    ...attempt to protect the interests of the defendant which is involved.' " Id. at 220, 367 S.E.2d at 650 (quoting Smith v. Ford Motor Co., 289 N.C. 71, 221 S.E.2d 282 (1976). In the case sub judice, we have already determined that the covenants not to compete are valid and enforceable. The cru......
  • Wilson v. Wilson-Cook Medical, Inc.
    • United States
    • U.S. District Court — Middle District of North Carolina
    • August 18, 1989
    ...with or without cause, except in those instances in which the employee is protected from discharge by statute." Smith v. Ford Motor Co., 289 N.C. 71, 80, 221 S.E.2d 282 (1976), citing Still v. Lance, 279 N.C. 254, 182 S.E.2d 403 (1971); see also Tuttle v. Kernersville Lumber Co., 263 N.C. 2......
  • Request a trial to view additional results
1 books & journal articles
  • Satellite digital radio searching for novel theories of action.
    • United States
    • The Journal of High Technology Law Vol. 1 No. 1, January 2002
    • January 1, 2002
    ...when defendant knew his conduct interferes with plaintiff's contract, despite peaceable persuasive means. See Smith v. Ford Motor Co., 221 S.E.2d 282 (N.C. (121.) Protection of the public interest, one's own economic interest, and purely competitive interests are all justified. See, e.g., L......

VLEX uses login cookies to provide you with a better browsing experience.

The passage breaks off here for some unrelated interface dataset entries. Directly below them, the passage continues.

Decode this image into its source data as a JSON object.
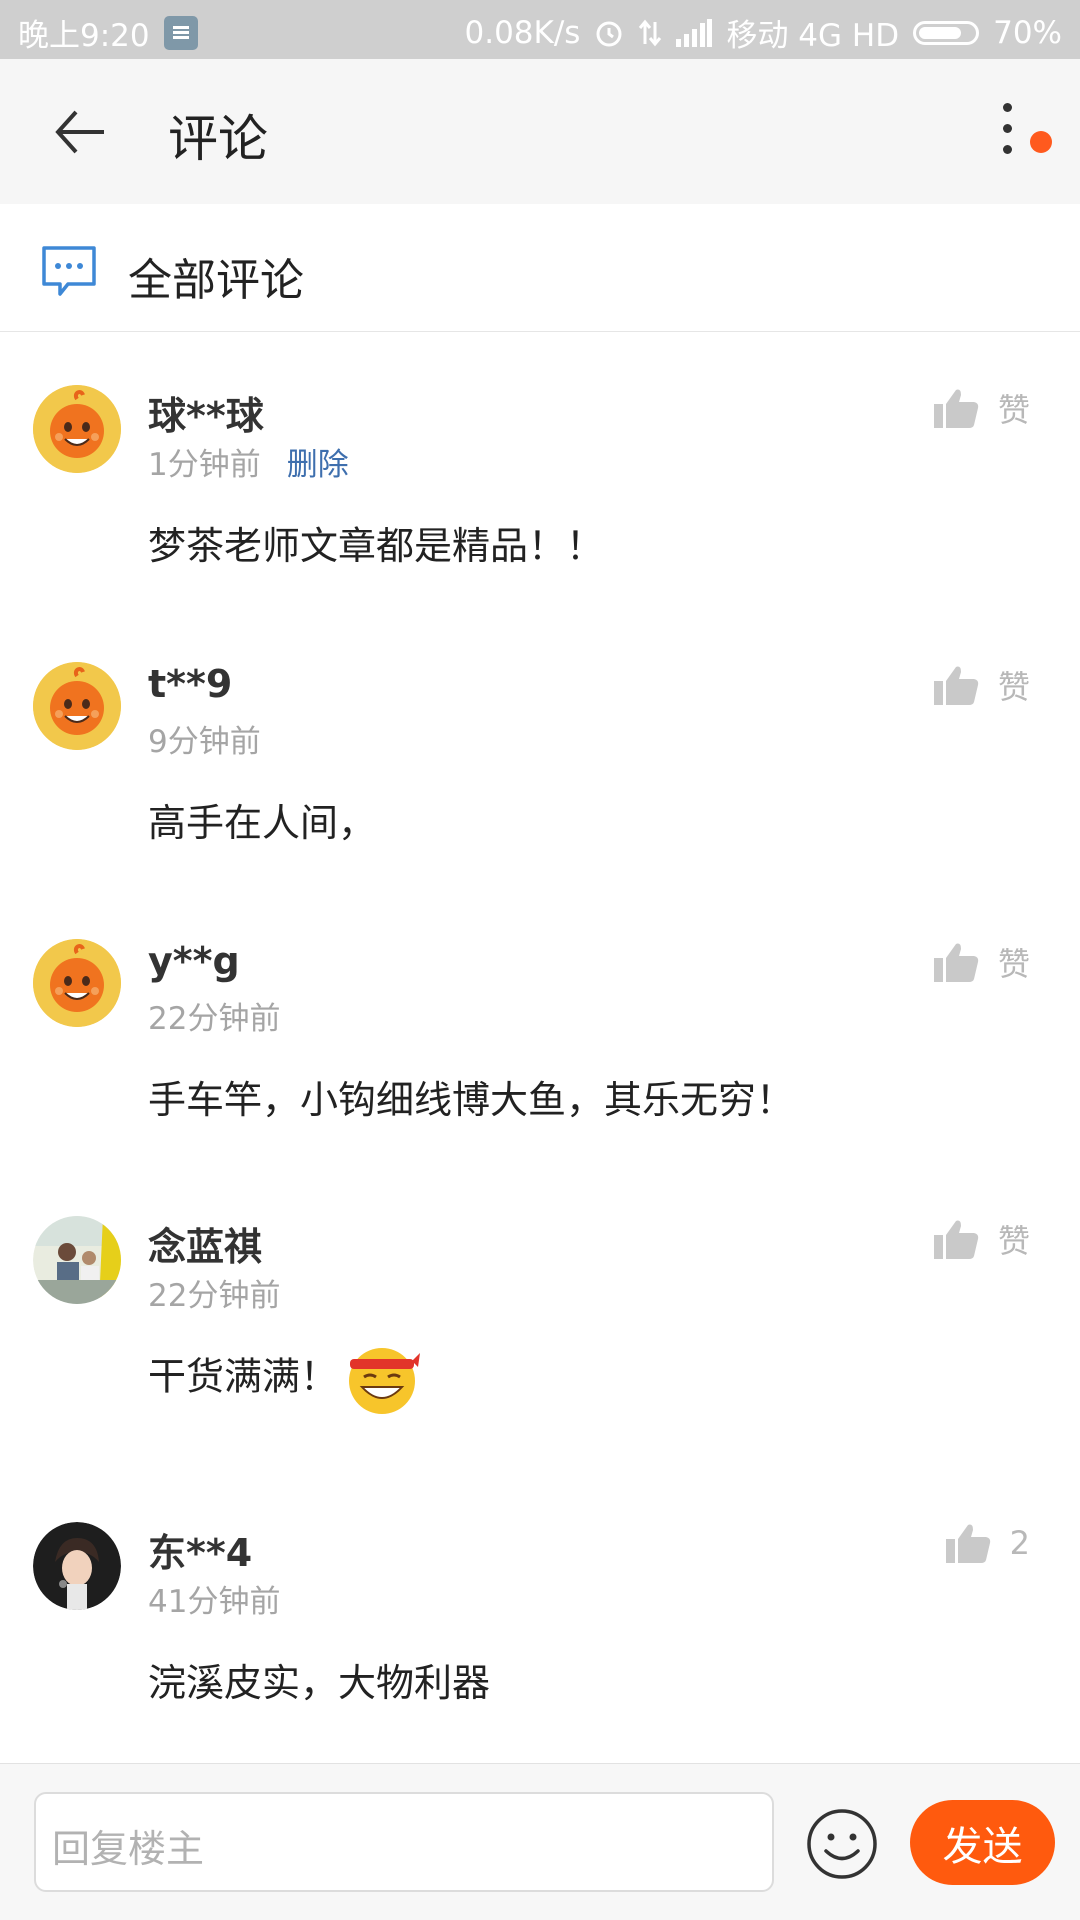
{
  "status_bar": {
    "time": "晚上9:20",
    "net_speed": "0.08K/s",
    "carrier": "移动 4G HD",
    "battery": "70%"
  },
  "header": {
    "title": "评论"
  },
  "section": {
    "title": "全部评论"
  },
  "comments": [
    {
      "user": "球**球",
      "time": "1分钟前",
      "delete_label": "删除",
      "like_label": "赞",
      "text": "梦茶老师文章都是精品！！"
    },
    {
      "user": "t**9",
      "time": "9分钟前",
      "like_label": "赞",
      "text": "高手在人间，"
    },
    {
      "user": "y**g",
      "time": "22分钟前",
      "like_label": "赞",
      "text": "手车竿，小钩细线博大鱼，其乐无穷！"
    },
    {
      "user": "念蓝祺",
      "time": "22分钟前",
      "like_label": "赞",
      "text": "干货满满！"
    },
    {
      "user": "东**4",
      "time": "41分钟前",
      "like_label": "2",
      "text": "浣溪皮实，大物利器"
    }
  ],
  "reply": {
    "placeholder": "回复楼主",
    "send_label": "发送"
  },
  "colors": {
    "accent": "#ff5a0e",
    "link": "#3e6fae",
    "muted": "#a5a5a5"
  }
}
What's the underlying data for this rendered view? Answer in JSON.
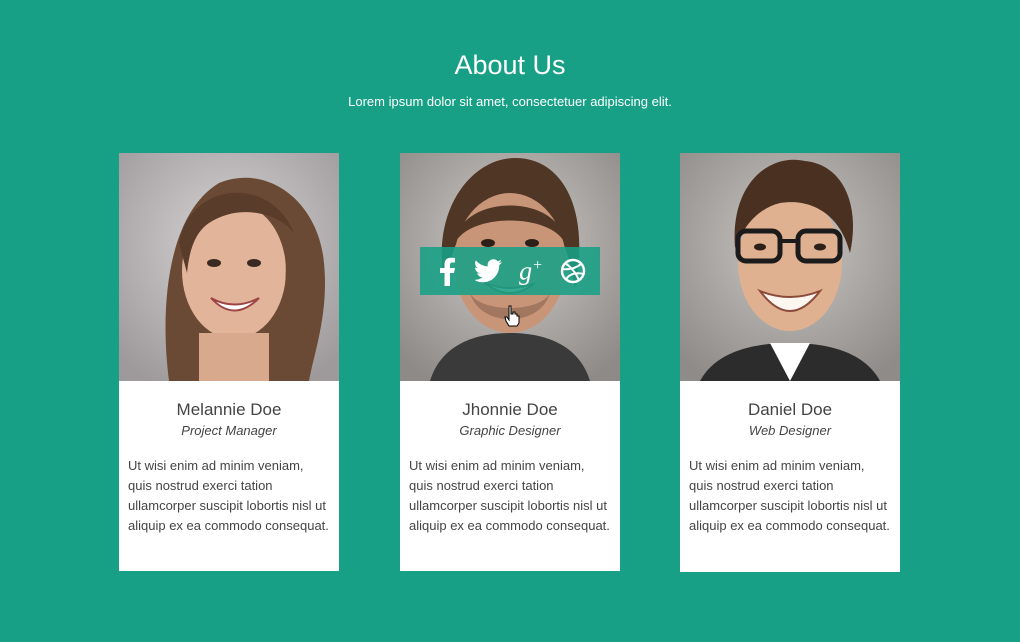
{
  "header": {
    "title": "About Us",
    "subtitle": "Lorem ipsum dolor sit amet, consectetuer adipiscing elit."
  },
  "team": [
    {
      "name": "Melannie Doe",
      "role": "Project Manager",
      "bio": "Ut wisi enim ad minim veniam, quis nostrud exerci tation ullamcorper suscipit lobortis nisl ut aliquip ex ea commodo consequat."
    },
    {
      "name": "Jhonnie Doe",
      "role": "Graphic Designer",
      "bio": "Ut wisi enim ad minim veniam, quis nostrud exerci tation ullamcorper suscipit lobortis nisl ut aliquip ex ea commodo consequat."
    },
    {
      "name": "Daniel Doe",
      "role": "Web Designer",
      "bio": "Ut wisi enim ad minim veniam, quis nostrud exerci tation ullamcorper suscipit lobortis nisl ut aliquip ex ea commodo consequat."
    }
  ],
  "social_icons": [
    "facebook-icon",
    "twitter-icon",
    "google-plus-icon",
    "dribbble-icon"
  ],
  "colors": {
    "background": "#17a085",
    "card": "#ffffff",
    "text": "#444444"
  }
}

If you click on 'Accept' or continue browsing this site we consider that you accept our cookie policy. ACCEPT